Can you pull out each line of the data below that includes the word "icon"?

(Dataset rows for apps and sites)
::::

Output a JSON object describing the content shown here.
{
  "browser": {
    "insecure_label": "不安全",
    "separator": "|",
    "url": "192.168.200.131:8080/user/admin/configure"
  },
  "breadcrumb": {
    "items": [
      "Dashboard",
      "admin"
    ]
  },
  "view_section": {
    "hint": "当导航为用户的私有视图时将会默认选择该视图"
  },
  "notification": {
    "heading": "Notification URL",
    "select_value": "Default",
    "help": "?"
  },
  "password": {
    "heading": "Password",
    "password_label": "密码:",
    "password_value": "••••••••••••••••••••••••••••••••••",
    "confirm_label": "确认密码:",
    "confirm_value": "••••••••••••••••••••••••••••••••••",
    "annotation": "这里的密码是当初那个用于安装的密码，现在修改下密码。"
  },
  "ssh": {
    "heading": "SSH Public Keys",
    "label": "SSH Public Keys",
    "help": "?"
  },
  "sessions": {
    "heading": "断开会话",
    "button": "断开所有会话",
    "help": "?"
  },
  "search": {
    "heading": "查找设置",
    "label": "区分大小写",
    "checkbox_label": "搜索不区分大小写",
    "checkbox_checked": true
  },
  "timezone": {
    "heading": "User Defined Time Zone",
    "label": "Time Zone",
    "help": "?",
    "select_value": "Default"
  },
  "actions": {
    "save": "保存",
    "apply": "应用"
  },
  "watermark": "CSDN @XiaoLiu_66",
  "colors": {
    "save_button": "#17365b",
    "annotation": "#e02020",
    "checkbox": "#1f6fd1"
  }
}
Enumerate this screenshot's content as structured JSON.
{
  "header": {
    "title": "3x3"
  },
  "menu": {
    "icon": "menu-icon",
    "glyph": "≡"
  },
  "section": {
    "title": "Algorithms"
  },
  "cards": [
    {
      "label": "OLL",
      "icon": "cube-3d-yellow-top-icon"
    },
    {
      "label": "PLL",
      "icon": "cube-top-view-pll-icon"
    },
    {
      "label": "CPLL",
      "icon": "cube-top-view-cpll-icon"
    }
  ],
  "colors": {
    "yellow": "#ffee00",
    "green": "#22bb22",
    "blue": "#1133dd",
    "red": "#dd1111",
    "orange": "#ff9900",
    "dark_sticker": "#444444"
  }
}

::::

◆ Exercise output:
    "icon": "menu-icon",
      "icon": "cube-3d-yellow-top-icon"
      "icon": "cube-top-view-pll-icon"
      "icon": "cube-top-view-cpll-icon"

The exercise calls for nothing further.